[Page and application data records]
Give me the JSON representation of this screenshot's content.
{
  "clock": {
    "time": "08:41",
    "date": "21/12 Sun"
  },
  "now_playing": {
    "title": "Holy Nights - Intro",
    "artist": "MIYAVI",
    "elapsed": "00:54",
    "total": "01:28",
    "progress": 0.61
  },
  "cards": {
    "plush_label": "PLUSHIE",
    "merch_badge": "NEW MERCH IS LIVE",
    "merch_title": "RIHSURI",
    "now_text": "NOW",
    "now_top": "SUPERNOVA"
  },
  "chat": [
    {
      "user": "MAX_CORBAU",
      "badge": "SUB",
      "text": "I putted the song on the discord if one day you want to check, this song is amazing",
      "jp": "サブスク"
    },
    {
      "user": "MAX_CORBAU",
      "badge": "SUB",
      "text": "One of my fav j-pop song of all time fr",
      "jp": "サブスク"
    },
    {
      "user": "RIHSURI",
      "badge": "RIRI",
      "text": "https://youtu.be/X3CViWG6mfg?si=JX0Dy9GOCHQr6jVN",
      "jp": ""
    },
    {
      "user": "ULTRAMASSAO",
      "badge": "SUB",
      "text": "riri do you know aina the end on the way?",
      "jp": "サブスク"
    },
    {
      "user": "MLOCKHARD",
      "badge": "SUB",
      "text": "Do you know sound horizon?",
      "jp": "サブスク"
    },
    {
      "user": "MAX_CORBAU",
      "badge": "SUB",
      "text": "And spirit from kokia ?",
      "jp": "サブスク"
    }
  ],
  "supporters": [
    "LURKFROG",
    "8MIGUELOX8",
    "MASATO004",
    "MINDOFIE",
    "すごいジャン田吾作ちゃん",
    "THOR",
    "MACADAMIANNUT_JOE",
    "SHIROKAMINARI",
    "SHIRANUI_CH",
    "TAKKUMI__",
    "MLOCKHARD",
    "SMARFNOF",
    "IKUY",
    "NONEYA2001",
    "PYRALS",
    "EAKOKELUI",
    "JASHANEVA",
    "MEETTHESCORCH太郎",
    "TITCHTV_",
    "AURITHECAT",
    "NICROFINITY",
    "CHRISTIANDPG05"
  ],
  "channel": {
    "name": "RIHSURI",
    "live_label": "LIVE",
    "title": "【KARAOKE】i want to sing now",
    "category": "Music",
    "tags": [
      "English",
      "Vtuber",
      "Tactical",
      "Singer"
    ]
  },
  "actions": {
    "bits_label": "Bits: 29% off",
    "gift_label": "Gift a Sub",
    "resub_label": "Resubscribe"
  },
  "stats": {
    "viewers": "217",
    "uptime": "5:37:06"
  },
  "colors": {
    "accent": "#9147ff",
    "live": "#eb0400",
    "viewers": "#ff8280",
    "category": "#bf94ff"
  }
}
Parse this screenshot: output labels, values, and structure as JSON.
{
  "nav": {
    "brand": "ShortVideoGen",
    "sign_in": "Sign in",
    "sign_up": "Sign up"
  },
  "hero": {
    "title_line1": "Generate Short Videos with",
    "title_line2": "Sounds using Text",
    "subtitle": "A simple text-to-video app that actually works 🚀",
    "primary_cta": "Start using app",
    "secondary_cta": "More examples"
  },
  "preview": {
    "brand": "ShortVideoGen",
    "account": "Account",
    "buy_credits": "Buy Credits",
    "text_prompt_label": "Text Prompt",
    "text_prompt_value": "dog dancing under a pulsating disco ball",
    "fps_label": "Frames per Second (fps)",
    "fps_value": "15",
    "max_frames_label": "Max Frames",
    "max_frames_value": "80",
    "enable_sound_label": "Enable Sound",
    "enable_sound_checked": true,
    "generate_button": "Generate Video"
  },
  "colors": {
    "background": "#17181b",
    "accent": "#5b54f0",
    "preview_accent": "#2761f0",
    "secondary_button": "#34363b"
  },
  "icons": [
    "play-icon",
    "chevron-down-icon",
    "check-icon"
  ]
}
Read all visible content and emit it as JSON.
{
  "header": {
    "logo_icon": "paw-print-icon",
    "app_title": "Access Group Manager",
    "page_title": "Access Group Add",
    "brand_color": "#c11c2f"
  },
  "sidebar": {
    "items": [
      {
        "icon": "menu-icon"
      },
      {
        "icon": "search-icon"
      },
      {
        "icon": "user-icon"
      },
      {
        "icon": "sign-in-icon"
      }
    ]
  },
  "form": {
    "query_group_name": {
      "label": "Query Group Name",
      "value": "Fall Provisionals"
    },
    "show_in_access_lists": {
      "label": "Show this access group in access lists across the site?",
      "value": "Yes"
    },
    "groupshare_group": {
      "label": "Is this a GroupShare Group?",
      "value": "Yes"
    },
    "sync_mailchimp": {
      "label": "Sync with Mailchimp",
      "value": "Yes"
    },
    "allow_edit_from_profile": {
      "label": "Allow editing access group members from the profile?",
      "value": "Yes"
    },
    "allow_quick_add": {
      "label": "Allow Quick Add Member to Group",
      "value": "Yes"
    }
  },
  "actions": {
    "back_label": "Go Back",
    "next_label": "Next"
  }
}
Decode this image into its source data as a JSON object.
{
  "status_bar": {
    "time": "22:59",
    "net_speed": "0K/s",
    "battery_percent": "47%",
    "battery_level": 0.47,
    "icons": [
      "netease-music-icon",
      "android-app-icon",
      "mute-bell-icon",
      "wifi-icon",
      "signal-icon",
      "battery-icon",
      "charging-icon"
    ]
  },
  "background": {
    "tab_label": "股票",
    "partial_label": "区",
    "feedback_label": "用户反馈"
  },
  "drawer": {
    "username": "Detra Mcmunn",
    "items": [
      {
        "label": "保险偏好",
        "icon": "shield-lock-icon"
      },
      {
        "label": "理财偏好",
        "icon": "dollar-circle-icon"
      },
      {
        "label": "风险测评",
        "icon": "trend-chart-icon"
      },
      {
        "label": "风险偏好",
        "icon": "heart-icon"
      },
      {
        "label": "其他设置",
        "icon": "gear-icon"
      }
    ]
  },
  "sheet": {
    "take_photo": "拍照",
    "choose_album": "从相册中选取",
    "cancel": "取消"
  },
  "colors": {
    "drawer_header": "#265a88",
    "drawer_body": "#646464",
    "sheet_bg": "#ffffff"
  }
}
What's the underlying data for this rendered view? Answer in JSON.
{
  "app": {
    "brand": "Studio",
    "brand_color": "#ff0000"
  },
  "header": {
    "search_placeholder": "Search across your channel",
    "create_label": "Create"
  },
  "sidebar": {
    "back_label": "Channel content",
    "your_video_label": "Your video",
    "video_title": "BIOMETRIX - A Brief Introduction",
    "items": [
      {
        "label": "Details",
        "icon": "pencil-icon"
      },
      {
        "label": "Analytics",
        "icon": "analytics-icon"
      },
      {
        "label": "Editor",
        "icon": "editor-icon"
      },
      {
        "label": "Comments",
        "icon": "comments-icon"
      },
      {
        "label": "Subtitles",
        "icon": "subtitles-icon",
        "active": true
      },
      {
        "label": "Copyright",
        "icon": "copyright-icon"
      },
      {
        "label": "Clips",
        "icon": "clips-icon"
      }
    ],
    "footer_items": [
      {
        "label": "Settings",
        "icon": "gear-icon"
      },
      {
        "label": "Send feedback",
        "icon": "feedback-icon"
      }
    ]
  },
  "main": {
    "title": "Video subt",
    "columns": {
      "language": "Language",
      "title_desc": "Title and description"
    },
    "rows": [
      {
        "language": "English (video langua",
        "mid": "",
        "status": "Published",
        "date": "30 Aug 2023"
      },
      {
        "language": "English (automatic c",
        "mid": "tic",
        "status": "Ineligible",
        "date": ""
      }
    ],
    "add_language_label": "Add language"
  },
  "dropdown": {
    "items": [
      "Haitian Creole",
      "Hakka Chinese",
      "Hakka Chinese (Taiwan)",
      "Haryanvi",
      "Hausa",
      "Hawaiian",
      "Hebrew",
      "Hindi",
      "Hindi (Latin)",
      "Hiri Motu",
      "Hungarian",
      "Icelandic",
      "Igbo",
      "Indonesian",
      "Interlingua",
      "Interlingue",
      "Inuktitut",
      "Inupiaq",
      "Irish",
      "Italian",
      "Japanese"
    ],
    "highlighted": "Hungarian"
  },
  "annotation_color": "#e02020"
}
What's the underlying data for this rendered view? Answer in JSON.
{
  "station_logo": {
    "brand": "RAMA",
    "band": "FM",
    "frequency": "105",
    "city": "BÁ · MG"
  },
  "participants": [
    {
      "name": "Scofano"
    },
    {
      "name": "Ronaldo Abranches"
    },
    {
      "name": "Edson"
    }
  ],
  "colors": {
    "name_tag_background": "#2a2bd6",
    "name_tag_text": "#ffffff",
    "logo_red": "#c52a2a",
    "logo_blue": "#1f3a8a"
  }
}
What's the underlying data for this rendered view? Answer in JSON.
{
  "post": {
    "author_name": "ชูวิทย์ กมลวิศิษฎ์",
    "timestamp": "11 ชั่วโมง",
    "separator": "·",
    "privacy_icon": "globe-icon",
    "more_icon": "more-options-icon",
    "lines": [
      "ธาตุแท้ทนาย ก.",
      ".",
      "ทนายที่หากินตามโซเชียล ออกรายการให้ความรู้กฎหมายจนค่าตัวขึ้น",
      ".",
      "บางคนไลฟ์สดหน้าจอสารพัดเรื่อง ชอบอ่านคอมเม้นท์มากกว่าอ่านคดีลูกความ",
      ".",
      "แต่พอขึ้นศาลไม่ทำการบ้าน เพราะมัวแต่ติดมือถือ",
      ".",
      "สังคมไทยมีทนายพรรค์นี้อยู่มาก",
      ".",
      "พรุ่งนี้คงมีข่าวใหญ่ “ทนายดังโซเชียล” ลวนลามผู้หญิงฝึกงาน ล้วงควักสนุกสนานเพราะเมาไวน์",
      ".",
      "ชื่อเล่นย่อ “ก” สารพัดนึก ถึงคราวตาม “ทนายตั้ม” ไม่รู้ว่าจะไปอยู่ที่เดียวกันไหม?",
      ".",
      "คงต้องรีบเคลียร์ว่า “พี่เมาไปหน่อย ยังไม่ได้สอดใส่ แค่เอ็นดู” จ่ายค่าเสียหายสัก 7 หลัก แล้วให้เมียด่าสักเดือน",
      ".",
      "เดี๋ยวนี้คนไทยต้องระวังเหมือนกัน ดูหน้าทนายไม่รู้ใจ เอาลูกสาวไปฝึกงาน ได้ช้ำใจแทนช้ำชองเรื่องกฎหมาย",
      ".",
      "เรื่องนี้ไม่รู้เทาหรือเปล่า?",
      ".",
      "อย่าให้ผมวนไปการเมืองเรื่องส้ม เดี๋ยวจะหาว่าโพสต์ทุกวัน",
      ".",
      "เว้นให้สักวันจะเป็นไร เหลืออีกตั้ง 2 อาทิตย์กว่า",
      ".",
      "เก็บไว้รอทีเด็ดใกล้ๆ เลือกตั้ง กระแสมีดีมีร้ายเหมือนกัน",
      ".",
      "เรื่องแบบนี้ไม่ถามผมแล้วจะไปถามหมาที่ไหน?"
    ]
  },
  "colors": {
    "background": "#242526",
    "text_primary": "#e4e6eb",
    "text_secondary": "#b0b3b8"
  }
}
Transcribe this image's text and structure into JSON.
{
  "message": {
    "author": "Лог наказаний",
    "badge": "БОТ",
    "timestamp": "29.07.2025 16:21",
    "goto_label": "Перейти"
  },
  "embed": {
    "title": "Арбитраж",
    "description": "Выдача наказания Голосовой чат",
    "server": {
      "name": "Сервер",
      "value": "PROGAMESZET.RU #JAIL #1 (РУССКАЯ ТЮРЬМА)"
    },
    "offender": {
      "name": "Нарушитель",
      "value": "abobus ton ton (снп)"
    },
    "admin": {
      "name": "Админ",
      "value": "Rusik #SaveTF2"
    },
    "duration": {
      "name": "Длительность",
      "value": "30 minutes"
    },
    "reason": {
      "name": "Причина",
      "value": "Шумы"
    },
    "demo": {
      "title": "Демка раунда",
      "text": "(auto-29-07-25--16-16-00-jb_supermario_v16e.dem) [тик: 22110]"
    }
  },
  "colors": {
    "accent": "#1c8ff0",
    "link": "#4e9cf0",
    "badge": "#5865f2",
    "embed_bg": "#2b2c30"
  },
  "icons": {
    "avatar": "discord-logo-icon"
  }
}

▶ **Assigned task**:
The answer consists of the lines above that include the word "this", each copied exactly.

▶ **Answer section**:
Give me the JSON representation of this screenshot's content.
      "text": "I putted the song on the discord if one day you want to check, this song is amazing",
Parse this screenshot: output labels, values, and structure as JSON.
      "label": "Show this access group in access lists across the site?",
      "label": "Is this a GroupShare Group?",
Decode this image into its source data as a JSON object.
What's the underlying data for this rendered view? Answer in JSON.
What's the underlying data for this rendered view? Answer in JSON.
What's the underlying data for this rendered view? Answer in JSON.
Transcribe this image's text and structure into JSON.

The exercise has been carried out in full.